There’s no doubt about ithealth insurance coverage is a big-ticket purchase for self-employeds. It’s all on your nickelthere is no employer in the picture to pick up all or part of the tab. Moreover, out-of-pocket expenses that are not covered by your health insurance plan add significantly to the cost.
Making Better Choices. Obviously, the choice of a health plan for you or your family is first and foremost a personal decision. Nonetheless, in today’s high-cost health environment, a sound tax strategy can help you acquire the coverage you need and want at the most affordable after-tax cost. Moreover, there are tax-advantaged ways to fill in those gaps between health insurance coverage and the real cost of health care.
As a self-employed, you can deduct 100% of the premiums you pay for health insurance for yourself, your spouse, and your dependents. However, health insurance alone may not cover all of your health care costs. Deductibles, copayments, and noncovered expenses must be paid out of pocket with after-tax dollars.
New Option. One relatively new option for filling in this gap is the combination of high deductible (or so-called “catastrophic”) health insurance with a tax-favored health savings account that can be used to pay for deductibles, copayments, and other out-of-pocket medical expenses, including over-the-counter drugs. Like any other health insurance, high deductible coverage is 100% deductible. In addition, dollars you contribute to a health savings account are tax-free going inand they are tax-free coming out so long as they are used to pay health care costs. Moreover, contributions can accumulate from year to year if they are not needed for health care expenses.
Spousal Coverage. If your spouse works and has employer-provided health insurance, your health savings account can also fill in gaps in his or her coverage. Amounts you contribute to a health savings account can be withdrawn tax-free to pay for your spouse’s out-of-pocket health care costseven though he or she is not covered by high-deductible health insurance.
Other Family Options. On the other hand, if your working spouse has employer-provided health insurance that also covers you and your dependents, you are prohibited from setting up a health savings account. Fortunately, there may be other tax-saving options for filling in the gaps in your family’s coverage.
For example, like many businesses, yours may be a family affair. Your spouse may help out part-time in a variety of waysdoing the books, buying supplies, maintaining the premises, or holding down the fort after work at his or her regular job. By making your spouse an official employee of the business, you can provide him or her with supplementary health coverage, including reimbursements for out-of-pocket expenses, that’s fully tax-deductible.
Call Us. If any of these options seem suitable for your business and family situation, we will be happy to discuss them with you.
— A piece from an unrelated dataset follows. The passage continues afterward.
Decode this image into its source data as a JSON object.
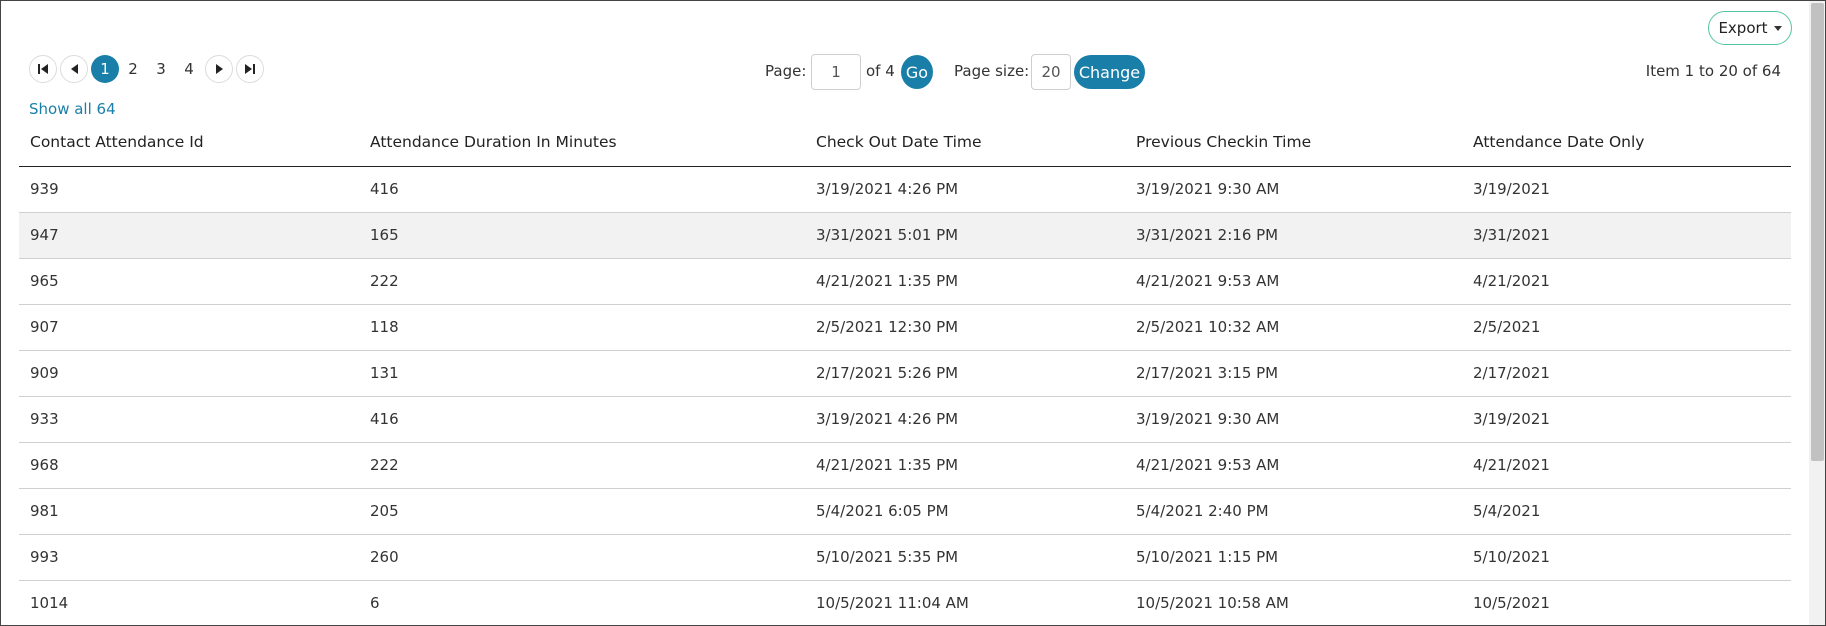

We are also available to discuss any other health-care related tax issues.